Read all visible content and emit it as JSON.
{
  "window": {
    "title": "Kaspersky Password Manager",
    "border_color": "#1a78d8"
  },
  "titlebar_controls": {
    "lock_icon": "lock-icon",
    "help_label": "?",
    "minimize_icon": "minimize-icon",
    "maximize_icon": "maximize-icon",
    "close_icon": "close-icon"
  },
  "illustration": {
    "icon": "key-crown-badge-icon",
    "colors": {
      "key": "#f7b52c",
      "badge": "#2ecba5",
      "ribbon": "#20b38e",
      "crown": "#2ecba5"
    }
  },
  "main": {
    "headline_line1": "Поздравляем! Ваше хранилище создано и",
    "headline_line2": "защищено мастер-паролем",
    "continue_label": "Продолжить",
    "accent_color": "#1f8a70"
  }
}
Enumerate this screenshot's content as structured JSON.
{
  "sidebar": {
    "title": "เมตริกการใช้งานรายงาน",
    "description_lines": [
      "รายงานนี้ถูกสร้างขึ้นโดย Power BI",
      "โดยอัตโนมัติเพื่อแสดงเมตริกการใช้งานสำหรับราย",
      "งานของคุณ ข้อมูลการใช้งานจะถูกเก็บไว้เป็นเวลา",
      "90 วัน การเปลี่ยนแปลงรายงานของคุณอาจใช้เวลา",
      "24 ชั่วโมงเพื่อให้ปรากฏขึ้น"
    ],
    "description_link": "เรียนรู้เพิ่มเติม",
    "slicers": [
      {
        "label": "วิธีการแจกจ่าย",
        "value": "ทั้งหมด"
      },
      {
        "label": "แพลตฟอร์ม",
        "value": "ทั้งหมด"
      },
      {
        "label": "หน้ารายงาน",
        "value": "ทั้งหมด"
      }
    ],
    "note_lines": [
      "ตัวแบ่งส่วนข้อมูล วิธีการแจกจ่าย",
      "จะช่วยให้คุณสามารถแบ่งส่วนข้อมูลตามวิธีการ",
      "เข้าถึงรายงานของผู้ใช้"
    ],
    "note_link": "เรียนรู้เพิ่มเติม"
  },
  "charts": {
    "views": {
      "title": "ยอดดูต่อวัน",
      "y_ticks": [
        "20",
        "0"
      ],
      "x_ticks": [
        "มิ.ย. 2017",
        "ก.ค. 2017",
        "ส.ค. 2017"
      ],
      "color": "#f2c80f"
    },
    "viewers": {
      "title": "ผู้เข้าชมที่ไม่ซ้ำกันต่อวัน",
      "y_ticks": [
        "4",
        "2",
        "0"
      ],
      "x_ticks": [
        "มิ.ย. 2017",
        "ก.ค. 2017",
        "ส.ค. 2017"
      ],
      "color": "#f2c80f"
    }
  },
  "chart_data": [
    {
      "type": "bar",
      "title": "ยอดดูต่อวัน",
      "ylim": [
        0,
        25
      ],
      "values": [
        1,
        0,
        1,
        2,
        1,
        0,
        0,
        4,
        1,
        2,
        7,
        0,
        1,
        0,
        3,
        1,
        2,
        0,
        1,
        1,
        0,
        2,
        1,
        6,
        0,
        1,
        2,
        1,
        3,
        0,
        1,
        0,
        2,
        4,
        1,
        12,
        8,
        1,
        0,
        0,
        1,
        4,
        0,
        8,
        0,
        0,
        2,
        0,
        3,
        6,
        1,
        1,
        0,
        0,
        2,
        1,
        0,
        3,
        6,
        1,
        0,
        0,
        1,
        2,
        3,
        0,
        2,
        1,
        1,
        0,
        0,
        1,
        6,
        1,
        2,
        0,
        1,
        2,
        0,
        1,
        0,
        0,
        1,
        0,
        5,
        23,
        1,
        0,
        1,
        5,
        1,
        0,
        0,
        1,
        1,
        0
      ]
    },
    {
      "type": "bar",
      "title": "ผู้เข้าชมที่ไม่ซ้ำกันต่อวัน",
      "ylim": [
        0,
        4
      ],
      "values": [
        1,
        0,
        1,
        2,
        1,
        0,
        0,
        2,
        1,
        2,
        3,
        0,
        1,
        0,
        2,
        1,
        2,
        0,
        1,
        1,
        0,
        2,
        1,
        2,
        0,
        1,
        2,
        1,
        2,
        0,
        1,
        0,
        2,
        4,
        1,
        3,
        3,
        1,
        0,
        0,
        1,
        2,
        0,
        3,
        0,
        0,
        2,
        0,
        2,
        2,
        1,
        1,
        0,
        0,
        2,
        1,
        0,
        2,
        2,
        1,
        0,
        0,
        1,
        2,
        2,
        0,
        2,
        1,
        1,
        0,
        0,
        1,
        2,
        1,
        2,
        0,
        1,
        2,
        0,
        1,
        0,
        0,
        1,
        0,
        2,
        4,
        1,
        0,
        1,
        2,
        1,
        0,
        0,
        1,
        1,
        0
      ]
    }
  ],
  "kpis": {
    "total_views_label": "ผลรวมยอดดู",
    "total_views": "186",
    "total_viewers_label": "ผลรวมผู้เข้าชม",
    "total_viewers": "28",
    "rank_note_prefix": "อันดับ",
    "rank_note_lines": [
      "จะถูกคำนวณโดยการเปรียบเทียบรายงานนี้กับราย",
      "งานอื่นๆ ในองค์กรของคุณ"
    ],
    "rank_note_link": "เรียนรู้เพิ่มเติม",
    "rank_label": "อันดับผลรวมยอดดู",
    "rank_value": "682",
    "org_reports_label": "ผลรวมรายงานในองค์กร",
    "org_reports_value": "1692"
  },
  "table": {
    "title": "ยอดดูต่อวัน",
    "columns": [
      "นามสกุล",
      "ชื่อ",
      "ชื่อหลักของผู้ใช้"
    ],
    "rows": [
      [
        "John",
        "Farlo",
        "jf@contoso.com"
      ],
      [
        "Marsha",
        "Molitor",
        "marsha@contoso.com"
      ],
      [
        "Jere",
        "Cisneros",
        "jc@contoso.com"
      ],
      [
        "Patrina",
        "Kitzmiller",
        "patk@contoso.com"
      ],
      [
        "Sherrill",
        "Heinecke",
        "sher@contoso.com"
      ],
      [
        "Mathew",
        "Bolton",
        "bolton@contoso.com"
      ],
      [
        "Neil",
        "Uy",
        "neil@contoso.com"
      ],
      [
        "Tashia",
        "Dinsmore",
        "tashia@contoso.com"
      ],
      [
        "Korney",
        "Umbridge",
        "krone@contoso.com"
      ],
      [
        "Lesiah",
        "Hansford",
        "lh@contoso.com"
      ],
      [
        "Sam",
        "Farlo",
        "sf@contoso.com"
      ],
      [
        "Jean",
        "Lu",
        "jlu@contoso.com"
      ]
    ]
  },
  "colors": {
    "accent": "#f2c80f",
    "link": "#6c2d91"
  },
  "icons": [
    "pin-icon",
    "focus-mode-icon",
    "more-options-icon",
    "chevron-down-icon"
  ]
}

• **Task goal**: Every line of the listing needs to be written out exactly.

• **Solution to the problem**:
Read all visible content and emit it as JSON.
{
  "window": {
    "title": "Kaspersky Password Manager",
    "border_color": "#1a78d8"
  },
  "titlebar_controls": {
    "lock_icon": "lock-icon",
    "help_label": "?",
    "minimize_icon": "minimize-icon",
    "maximize_icon": "maximize-icon",
    "close_icon": "close-icon"
  },
  "illustration": {
    "icon": "key-crown-badge-icon",
    "colors": {
      "key": "#f7b52c",
      "badge": "#2ecba5",
      "ribbon": "#20b38e",
      "crown": "#2ecba5"
    }
  },
  "main": {
    "headline_line1": "Поздравляем! Ваше хранилище создано и",
    "headline_line2": "защищено мастер-паролем",
    "continue_label": "Продолжить",
    "accent_color": "#1f8a70"
  }
}
Enumerate this screenshot's content as structured JSON.
{
  "sidebar": {
    "title": "เมตริกการใช้งานรายงาน",
    "description_lines": [
      "รายงานนี้ถูกสร้างขึ้นโดย Power BI",
      "โดยอัตโนมัติเพื่อแสดงเมตริกการใช้งานสำหรับราย",
      "งานของคุณ ข้อมูลการใช้งานจะถูกเก็บไว้เป็นเวลา",
      "90 วัน การเปลี่ยนแปลงรายงานของคุณอาจใช้เวลา",
      "24 ชั่วโมงเพื่อให้ปรากฏขึ้น"
    ],
    "description_link": "เรียนรู้เพิ่มเติม",
    "slicers": [
      {
        "label": "วิธีการแจกจ่าย",
        "value": "ทั้งหมด"
      },
      {
        "label": "แพลตฟอร์ม",
        "value": "ทั้งหมด"
      },
      {
        "label": "หน้ารายงาน",
        "value": "ทั้งหมด"
      }
    ],
    "note_lines": [
      "ตัวแบ่งส่วนข้อมูล วิธีการแจกจ่าย",
      "จะช่วยให้คุณสามารถแบ่งส่วนข้อมูลตามวิธีการ",
      "เข้าถึงรายงานของผู้ใช้"
    ],
    "note_link": "เรียนรู้เพิ่มเติม"
  },
  "charts": {
    "views": {
      "title": "ยอดดูต่อวัน",
      "y_ticks": [
        "20",
        "0"
      ],
      "x_ticks": [
        "มิ.ย. 2017",
        "ก.ค. 2017",
        "ส.ค. 2017"
      ],
      "color": "#f2c80f"
    },
    "viewers": {
      "title": "ผู้เข้าชมที่ไม่ซ้ำกันต่อวัน",
      "y_ticks": [
        "4",
        "2",
        "0"
      ],
      "x_ticks": [
        "มิ.ย. 2017",
        "ก.ค. 2017",
        "ส.ค. 2017"
      ],
      "color": "#f2c80f"
    }
  },
  "chart_data": [
    {
      "type": "bar",
      "title": "ยอดดูต่อวัน",
      "ylim": [
        0,
        25
      ],
      "values": [
        1,
        0,
        1,
        2,
        1,
        0,
        0,
        4,
        1,
        2,
        7,
        0,
        1,
        0,
        3,
        1,
        2,
        0,
        1,
        1,
        0,
        2,
        1,
        6,
        0,
        1,
        2,
        1,
        3,
        0,
        1,
        0,
        2,
        4,
        1,
        12,
        8,
        1,
        0,
        0,
        1,
        4,
        0,
        8,
        0,
        0,
        2,
        0,
        3,
        6,
        1,
        1,
        0,
        0,
        2,
        1,
        0,
        3,
        6,
        1,
        0,
        0,
        1,
        2,
        3,
        0,
        2,
        1,
        1,
        0,
        0,
        1,
        6,
        1,
        2,
        0,
        1,
        2,
        0,
        1,
        0,
        0,
        1,
        0,
        5,
        23,
        1,
        0,
        1,
        5,
        1,
        0,
        0,
        1,
        1,
        0
      ]
    },
    {
      "type": "bar",
      "title": "ผู้เข้าชมที่ไม่ซ้ำกันต่อวัน",
      "ylim": [
        0,
        4
      ],
      "values": [
        1,
        0,
        1,
        2,
        1,
        0,
        0,
        2,
        1,
        2,
        3,
        0,
        1,
        0,
        2,
        1,
        2,
        0,
        1,
        1,
        0,
        2,
        1,
        2,
        0,
        1,
        2,
        1,
        2,
        0,
        1,
        0,
        2,
        4,
        1,
        3,
        3,
        1,
        0,
        0,
        1,
        2,
        0,
        3,
        0,
        0,
        2,
        0,
        2,
        2,
        1,
        1,
        0,
        0,
        2,
        1,
        0,
        2,
        2,
        1,
        0,
        0,
        1,
        2,
        2,
        0,
        2,
        1,
        1,
        0,
        0,
        1,
        2,
        1,
        2,
        0,
        1,
        2,
        0,
        1,
        0,
        0,
        1,
        0,
        2,
        4,
        1,
        0,
        1,
        2,
        1,
        0,
        0,
        1,
        1,
        0
      ]
    }
  ],
  "kpis": {
    "total_views_label": "ผลรวมยอดดู",
    "total_views": "186",
    "total_viewers_label": "ผลรวมผู้เข้าชม",
    "total_viewers": "28",
    "rank_note_prefix": "อันดับ",
    "rank_note_lines": [
      "จะถูกคำนวณโดยการเปรียบเทียบรายงานนี้กับราย",
      "งานอื่นๆ ในองค์กรของคุณ"
    ],
    "rank_note_link": "เรียนรู้เพิ่มเติม",
    "rank_label": "อันดับผลรวมยอดดู",
    "rank_value": "682",
    "org_reports_label": "ผลรวมรายงานในองค์กร",
    "org_reports_value": "1692"
  },
  "table": {
    "title": "ยอดดูต่อวัน",
    "columns": [
      "นามสกุล",
      "ชื่อ",
      "ชื่อหลักของผู้ใช้"
    ],
    "rows": [
      [
        "John",
        "Farlo",
        "jf@contoso.com"
      ],
      [
        "Marsha",
        "Molitor",
        "marsha@contoso.com"
      ],
      [
        "Jere",
        "Cisneros",
        "jc@contoso.com"
      ],
      [
        "Patrina",
        "Kitzmiller",
        "patk@contoso.com"
      ],
      [
        "Sherrill",
        "Heinecke",
        "sher@contoso.com"
      ],
      [
        "Mathew",
        "Bolton",
        "bolton@contoso.com"
      ],
      [
        "Neil",
        "Uy",
        "neil@contoso.com"
      ],
      [
        "Tashia",
        "Dinsmore",
        "tashia@contoso.com"
      ],
      [
        "Korney",
        "Umbridge",
        "krone@contoso.com"
      ],
      [
        "Lesiah",
        "Hansford",
        "lh@contoso.com"
      ],
      [
        "Sam",
        "Farlo",
        "sf@contoso.com"
      ],
      [
        "Jean",
        "Lu",
        "jlu@contoso.com"
      ]
    ]
  },
  "colors": {
    "accent": "#f2c80f",
    "link": "#6c2d91"
  },
  "icons": [
    "pin-icon",
    "focus-mode-icon",
    "more-options-icon",
    "chevron-down-icon"
  ]
}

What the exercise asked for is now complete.